Results: In the OCD and healthy groups, the mean (SD) ages were 27.4 (7.1) years and 27.6 (6.6) years, respectively, and 11 (55%) and 8 (40%) were women, respectively. In OCD, TSPO VT was significantly elevated in these brain regions (mean, 32%; range, 31%-36% except anterior cingulate cortex, 24%; analysis of variance, effect of diagnosis: P < .001 to P = .004). Slightly lower elevations in TSPO VT (22%-29%) were present in other gray matter regions. The Yale-Brown Obsessive Compulsive Scale measure of distress associated with preventing compulsive behaviors significantly correlated with TSPO VT in the orbitofrontal cortex (uncorrected Pearson correlation r = 0.62; P = .005).

Conclusions and relevance: To our knowledge, this is the first study demonstrating inflammation within the neurocircuitry of OCD. The regional distribution of elevated TSPO VT argues that the autoimmune/neuroinflammatory theories of OCD should extend beyond the basal ganglia to include the cortico-striato-thalamo-cortical circuit. Immunomodulatory therapies should be investigated in adult OCD, rather than solely childhood OCD, particularly in cases with prominent distress when preventing compulsions.

Conflict of interest statement
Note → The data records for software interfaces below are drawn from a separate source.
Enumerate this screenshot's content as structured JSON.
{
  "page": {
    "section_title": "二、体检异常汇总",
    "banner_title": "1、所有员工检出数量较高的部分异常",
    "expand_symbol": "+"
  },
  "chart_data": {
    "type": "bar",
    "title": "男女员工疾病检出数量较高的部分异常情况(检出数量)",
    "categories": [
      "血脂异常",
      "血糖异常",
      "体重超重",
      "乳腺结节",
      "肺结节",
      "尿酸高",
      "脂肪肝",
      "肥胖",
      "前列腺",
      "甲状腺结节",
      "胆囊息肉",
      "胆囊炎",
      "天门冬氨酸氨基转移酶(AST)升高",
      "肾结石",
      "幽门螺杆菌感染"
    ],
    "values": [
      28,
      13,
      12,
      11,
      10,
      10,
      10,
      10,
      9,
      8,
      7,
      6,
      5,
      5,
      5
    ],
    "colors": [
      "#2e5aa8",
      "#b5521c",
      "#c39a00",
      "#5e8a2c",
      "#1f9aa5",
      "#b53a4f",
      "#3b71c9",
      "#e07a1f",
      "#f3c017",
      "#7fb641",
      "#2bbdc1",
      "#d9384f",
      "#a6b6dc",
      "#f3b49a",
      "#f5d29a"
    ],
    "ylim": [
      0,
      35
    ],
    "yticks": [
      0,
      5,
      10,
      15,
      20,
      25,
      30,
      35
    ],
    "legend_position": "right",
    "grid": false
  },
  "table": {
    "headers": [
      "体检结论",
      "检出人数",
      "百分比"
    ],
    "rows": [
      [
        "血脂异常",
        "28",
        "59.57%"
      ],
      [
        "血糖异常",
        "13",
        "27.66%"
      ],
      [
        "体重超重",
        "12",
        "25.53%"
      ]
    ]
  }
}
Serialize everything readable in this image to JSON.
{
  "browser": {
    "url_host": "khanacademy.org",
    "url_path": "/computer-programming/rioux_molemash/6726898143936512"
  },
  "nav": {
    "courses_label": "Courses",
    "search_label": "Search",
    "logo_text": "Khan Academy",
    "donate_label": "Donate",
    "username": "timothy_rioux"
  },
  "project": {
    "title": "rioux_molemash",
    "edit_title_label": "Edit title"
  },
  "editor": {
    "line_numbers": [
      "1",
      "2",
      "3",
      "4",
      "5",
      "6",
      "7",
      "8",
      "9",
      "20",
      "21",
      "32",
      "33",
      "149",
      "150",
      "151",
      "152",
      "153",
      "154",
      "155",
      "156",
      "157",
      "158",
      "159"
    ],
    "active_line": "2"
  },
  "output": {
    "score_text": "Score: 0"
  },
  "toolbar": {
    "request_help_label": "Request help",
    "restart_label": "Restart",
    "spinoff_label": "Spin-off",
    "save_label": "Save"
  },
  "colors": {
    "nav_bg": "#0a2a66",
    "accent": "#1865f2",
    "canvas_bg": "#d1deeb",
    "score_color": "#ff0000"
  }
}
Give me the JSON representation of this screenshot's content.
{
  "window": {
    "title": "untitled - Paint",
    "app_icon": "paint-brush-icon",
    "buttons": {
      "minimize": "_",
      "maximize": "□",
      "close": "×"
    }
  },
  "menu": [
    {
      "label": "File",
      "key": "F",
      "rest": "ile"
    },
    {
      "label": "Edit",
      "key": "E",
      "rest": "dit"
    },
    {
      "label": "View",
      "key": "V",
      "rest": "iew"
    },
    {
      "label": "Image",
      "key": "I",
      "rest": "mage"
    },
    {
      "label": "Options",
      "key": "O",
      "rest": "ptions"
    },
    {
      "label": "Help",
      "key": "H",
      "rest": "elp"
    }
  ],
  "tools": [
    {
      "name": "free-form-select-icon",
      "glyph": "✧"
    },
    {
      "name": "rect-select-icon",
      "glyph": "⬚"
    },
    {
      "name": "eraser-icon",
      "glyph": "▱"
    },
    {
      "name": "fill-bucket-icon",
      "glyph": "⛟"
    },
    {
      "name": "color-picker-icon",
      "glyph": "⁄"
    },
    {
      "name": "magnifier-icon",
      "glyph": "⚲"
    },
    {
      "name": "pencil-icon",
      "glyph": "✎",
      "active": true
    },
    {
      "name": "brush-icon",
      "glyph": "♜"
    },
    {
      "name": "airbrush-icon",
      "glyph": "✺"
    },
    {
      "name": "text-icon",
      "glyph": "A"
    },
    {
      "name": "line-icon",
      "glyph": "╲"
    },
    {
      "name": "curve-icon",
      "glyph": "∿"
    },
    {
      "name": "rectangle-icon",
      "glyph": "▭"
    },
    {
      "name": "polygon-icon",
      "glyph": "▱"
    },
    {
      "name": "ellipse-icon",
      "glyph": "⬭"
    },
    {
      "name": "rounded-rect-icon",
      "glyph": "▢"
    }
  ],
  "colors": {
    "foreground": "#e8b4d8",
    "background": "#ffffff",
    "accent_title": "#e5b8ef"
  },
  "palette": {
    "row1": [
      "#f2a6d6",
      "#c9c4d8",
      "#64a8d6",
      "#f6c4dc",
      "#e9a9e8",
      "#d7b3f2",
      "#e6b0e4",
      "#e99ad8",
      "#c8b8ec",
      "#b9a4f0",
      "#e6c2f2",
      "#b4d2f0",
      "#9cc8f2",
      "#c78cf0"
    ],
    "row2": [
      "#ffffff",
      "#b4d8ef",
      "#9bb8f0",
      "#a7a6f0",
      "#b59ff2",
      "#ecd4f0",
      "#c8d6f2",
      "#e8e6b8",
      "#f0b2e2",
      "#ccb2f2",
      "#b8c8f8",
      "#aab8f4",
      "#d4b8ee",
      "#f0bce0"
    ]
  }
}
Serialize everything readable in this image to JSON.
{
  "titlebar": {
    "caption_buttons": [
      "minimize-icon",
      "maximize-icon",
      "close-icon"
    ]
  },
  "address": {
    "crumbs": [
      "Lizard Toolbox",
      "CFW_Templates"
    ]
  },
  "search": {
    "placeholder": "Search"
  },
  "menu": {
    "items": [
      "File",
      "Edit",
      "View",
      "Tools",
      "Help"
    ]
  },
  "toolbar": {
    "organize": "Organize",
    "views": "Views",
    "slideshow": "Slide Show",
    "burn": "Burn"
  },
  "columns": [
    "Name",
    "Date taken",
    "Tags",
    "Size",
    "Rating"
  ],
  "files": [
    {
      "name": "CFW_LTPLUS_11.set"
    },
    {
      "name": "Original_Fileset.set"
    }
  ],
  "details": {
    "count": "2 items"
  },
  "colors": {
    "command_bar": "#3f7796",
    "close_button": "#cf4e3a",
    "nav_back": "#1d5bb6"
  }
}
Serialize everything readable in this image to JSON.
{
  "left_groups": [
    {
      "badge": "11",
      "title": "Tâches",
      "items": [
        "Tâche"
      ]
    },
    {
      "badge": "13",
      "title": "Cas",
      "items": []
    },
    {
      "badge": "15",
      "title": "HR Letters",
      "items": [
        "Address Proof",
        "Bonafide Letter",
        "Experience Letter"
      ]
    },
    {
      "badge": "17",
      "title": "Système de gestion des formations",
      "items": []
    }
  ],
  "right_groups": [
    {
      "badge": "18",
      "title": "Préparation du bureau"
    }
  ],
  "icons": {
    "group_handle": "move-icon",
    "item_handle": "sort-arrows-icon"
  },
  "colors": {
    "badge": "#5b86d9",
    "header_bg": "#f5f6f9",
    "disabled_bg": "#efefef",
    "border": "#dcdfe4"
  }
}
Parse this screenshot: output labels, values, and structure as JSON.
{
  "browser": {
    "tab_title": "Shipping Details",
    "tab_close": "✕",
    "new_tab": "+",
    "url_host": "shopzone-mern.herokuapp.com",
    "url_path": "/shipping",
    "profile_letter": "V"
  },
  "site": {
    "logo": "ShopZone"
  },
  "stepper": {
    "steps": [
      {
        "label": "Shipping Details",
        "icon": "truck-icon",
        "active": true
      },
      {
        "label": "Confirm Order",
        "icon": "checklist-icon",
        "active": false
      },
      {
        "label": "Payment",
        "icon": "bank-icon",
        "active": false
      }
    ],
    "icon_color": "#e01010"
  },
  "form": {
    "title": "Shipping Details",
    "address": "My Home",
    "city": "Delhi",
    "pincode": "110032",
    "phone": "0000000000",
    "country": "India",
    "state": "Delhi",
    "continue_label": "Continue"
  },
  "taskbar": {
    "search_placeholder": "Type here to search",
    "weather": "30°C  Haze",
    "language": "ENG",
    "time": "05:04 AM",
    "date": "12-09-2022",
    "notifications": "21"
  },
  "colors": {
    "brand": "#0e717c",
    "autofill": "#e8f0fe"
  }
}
Conflict of Interest Disclosures: Drs Wilson, Houle, and Meyer have received operating grant funds for other studies from Janssen, Bristol-Myers Squibb, Eli Lilly and Company, GlaxoSmithKline, Lundbeck, and SK Life Sciences in the past 5 years. Dr Meyer has been a consultant to Mylan, Lundbeck, Takeda, Teva, and Trius in the past 5 years. None of these companies participated in the design or execution of this study or in the writing of the manuscript. Dr Meyer is an inventor on 4 patents of blood markers to predict brain inflammation and/or to diagnose affective disorders and a dietary supplement to reduce depressed mood in the postpartum period. Dr Meyer is arranging collaborations with nutraceutical companies for the dietary supplement. No other disclosures were reported.


Figure 1.
Figure 1.. Elevated Translocator Protein Distribution Volume in Obsessive-Compulsive Disorder
Translocator protein distribution volume was significantly greater across brain regions assessed in participants with obsessive-compulsive disorder (n = 20) compared with healthy control individuals (n = 20). The single-nucleotide polymorphism rs6971 of the TSPO gene, which influences binding of second-generation translocator protein positron emission tomography radioligands, was included as a nuisance factor in the analyses of variance. Translocator protein distribution volume values represent raw values unadjusted for genotype. For this polymorphism, high-affinity homozygotes are denoted as HAB (high-affinity binding) and heterozygotes are denoted as MAB (mixed-affinity binding). The dark horizontal bars indicate the mean for each group.
Figure 2.
Figure 2.. Greater Translocator Protein (TSPO) Distribution Volume (VT) in Orbitofrontal Cortex Is Correlated With Distress Associated With Preventing Compulsive Behaviors
Greater TSPO VT was significantly correlated with greater distress associated with preventing compulsive behaviors as reported on the Yale-Brown Obsessive Compulsive Scale (Y-BOCS). The single-nucleotide polymorphism rs6971 of the TSPO gene influences binding of second-generation TSPO positron emission tomography radioligands, including fluorine F 18–labeled N-(2-(2-fluoroethoxy)benzyl)-N-(4-phenoxypyridin-3-yl)acetamide. For the purposes of the display, corrected TSPO VT values for genotype are shown. For this, a linear model of TSPO VT = b0+b1*genotype was applied and b1 = 4.158 in the obsessive-compulsive disorder data set. Because the effect of genotype corresponded to a b1 value of 4.158, mixed-affinity binding (MAB) TSPO VT values were raised by 4.158 to visually correct them to high-affinity binding (HAB) TSPO VT values. Note, for this data set, this approach provided visually similar TSPO VT value corrections as are found with the other approach of multiplying TSPO VT from MAB cases by 1.4. For this polymorphism, high-affinity homozygotes are denoted as HAB and heterozygotes are denoted as MAB.

Similar articles

See all similar articles

Cited by 16 articles

See all "Cited by" articles

Publication types


Grant support